== Required action ==
Only lines containing the word "this" are needed; pull them out of the material.

== Supplied information ==
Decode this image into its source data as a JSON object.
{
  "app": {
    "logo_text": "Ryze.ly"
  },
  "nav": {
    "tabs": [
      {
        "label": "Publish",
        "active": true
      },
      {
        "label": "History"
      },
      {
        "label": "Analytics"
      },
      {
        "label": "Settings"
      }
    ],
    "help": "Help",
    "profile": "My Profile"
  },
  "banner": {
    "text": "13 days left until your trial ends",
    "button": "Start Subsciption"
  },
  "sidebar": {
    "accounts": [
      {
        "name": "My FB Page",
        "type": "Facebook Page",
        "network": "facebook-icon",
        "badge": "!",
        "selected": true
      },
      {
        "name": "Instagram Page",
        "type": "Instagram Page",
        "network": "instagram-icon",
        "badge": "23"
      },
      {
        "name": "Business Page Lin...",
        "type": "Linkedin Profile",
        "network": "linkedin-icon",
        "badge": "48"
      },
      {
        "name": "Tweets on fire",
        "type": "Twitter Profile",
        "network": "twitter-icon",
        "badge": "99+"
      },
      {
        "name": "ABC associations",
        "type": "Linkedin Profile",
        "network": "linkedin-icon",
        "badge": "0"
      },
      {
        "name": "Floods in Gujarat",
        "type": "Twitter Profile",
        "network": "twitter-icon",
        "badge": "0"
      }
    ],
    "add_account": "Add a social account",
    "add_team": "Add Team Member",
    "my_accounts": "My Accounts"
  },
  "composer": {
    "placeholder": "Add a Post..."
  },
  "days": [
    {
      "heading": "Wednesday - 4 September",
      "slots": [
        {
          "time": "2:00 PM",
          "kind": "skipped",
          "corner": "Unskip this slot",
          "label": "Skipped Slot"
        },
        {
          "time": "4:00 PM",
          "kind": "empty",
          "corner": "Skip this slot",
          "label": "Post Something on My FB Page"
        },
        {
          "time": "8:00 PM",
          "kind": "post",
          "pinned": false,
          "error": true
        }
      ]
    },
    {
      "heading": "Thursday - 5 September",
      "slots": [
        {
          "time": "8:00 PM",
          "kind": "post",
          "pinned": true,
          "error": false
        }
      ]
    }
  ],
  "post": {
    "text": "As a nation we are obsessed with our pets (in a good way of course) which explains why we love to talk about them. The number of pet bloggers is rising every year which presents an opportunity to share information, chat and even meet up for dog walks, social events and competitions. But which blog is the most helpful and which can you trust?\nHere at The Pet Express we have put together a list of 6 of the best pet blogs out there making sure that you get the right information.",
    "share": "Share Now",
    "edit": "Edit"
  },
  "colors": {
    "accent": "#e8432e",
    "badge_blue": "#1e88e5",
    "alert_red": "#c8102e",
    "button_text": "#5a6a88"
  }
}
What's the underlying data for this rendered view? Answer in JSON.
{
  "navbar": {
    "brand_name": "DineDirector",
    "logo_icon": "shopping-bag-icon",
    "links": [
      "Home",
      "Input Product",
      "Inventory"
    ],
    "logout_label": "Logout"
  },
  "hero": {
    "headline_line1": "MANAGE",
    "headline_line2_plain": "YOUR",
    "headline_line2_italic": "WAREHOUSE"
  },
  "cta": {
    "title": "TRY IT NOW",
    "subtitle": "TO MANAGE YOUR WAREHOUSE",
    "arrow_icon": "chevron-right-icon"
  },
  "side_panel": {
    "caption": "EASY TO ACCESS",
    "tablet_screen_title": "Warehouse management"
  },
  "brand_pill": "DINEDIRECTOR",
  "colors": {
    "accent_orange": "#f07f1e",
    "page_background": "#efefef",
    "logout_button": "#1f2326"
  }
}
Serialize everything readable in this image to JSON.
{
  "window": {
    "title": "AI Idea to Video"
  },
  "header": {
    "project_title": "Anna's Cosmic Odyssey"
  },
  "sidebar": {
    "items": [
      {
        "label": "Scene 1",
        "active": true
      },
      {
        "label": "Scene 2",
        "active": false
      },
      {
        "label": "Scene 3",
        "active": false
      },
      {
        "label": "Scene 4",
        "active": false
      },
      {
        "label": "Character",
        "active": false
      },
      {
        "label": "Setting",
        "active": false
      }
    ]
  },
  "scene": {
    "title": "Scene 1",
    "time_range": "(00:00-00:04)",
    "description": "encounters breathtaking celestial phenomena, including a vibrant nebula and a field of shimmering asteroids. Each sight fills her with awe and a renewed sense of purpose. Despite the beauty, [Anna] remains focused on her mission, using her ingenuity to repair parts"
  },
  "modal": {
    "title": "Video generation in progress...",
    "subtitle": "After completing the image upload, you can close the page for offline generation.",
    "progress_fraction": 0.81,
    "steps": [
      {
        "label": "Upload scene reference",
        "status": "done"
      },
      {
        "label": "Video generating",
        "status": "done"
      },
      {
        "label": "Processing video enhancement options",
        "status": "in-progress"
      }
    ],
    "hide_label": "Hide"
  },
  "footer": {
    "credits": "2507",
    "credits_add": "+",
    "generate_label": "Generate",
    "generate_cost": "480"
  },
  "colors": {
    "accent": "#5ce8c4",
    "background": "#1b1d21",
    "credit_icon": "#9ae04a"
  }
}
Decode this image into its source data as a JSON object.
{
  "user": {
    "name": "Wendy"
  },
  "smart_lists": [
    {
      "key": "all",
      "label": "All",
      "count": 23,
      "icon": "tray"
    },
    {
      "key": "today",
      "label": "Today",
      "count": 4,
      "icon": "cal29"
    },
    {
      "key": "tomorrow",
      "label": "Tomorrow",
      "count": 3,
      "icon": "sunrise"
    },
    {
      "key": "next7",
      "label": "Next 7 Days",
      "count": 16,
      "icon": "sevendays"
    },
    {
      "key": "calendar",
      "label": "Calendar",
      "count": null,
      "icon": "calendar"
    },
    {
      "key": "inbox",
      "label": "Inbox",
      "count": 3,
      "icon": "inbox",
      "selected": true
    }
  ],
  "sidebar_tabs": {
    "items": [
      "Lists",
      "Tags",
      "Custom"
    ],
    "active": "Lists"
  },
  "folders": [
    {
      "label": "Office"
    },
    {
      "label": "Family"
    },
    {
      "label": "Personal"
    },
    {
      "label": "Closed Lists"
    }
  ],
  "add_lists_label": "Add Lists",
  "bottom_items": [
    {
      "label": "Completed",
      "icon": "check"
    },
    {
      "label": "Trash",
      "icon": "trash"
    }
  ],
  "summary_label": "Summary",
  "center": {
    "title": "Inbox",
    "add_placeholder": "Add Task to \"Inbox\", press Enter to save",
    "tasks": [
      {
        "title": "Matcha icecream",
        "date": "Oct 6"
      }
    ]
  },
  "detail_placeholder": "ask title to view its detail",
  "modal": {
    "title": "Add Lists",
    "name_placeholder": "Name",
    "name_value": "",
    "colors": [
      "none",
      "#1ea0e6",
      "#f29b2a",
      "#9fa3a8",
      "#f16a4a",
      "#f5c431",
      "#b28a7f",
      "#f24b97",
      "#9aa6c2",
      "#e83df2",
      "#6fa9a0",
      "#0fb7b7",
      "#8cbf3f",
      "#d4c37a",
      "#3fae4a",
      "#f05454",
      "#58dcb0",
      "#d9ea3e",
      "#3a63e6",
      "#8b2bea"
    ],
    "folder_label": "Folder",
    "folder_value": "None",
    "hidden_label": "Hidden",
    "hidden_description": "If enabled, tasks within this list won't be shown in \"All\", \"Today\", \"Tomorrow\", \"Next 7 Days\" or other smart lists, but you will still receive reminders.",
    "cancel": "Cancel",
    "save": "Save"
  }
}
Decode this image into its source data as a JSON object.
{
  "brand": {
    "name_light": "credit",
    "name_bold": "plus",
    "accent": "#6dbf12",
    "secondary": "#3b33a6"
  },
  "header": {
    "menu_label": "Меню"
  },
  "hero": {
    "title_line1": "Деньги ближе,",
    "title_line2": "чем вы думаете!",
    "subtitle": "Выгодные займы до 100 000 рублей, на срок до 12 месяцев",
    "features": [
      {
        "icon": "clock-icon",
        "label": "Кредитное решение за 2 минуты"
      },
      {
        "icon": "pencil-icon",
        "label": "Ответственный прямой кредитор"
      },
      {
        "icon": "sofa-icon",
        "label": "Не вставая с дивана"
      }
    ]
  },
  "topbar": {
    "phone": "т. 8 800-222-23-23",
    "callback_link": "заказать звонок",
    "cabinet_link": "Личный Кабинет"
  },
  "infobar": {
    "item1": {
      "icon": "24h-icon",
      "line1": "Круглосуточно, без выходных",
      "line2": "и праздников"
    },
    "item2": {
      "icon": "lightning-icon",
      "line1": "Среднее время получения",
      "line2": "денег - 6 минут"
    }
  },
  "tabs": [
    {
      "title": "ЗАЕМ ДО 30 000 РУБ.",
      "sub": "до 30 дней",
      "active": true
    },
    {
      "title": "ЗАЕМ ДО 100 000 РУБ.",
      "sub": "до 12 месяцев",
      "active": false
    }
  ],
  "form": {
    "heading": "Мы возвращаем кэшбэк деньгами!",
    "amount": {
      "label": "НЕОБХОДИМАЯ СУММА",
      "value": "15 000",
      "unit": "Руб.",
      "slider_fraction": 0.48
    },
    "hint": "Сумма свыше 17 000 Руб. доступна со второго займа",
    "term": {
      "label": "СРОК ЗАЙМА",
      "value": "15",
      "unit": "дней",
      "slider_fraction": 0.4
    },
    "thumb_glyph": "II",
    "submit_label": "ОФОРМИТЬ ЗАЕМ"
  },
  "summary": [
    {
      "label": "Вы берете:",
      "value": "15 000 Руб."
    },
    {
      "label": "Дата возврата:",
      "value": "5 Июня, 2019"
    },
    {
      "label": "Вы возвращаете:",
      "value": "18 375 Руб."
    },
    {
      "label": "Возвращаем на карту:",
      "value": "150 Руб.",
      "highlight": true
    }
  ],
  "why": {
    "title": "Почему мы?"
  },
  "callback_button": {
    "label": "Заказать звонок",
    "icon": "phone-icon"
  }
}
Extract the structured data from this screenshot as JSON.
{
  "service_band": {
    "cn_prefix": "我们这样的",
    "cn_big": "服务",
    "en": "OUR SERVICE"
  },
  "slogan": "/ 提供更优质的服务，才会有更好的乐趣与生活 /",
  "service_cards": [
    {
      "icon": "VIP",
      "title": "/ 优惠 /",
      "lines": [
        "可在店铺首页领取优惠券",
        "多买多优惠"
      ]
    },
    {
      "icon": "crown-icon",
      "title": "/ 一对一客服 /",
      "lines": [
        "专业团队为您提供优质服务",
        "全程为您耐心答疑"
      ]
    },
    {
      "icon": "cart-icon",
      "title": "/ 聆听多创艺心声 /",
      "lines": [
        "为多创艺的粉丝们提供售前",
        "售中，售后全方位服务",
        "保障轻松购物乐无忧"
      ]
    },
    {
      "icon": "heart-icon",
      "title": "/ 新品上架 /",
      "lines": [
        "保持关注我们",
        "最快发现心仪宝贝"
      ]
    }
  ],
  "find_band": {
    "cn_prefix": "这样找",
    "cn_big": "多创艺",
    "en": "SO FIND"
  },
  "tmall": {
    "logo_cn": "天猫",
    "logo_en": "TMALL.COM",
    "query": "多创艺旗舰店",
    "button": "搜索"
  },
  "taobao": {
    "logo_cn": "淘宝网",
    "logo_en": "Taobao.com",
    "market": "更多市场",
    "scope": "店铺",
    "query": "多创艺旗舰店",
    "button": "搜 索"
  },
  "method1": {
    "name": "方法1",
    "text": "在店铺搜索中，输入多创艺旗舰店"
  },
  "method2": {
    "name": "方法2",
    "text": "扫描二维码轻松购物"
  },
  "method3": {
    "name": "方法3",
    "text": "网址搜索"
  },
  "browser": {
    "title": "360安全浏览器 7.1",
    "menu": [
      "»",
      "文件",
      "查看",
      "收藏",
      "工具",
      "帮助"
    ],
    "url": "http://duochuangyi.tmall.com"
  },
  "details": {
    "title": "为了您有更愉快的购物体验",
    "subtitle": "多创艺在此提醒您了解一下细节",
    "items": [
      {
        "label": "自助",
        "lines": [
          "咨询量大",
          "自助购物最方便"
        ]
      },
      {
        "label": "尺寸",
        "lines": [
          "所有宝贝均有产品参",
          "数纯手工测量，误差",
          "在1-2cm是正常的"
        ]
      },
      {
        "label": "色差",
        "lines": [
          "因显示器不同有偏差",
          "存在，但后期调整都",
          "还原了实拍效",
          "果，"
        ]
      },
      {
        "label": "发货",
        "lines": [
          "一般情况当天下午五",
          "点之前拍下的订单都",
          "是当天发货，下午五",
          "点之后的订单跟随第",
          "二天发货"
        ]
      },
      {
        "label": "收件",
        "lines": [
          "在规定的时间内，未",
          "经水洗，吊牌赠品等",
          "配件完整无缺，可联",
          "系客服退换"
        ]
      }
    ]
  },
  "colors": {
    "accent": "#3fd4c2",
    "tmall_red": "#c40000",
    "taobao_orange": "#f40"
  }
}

== Answer space ==
Decode this image into its source data as a JSON object.
          "corner": "Unskip this slot",
          "corner": "Skip this slot",
What's the underlying data for this rendered view? Answer in JSON.
Serialize everything readable in this image to JSON.
Decode this image into its source data as a JSON object.
    "hidden_description": "If enabled, tasks within this list won't be shown in \"All\", \"Today\", \"Tomorrow\", \"Next 7 Days\" or other smart lists, but you will still receive reminders.",
Decode this image into its source data as a JSON object.
Extract the structured data from this screenshot as JSON.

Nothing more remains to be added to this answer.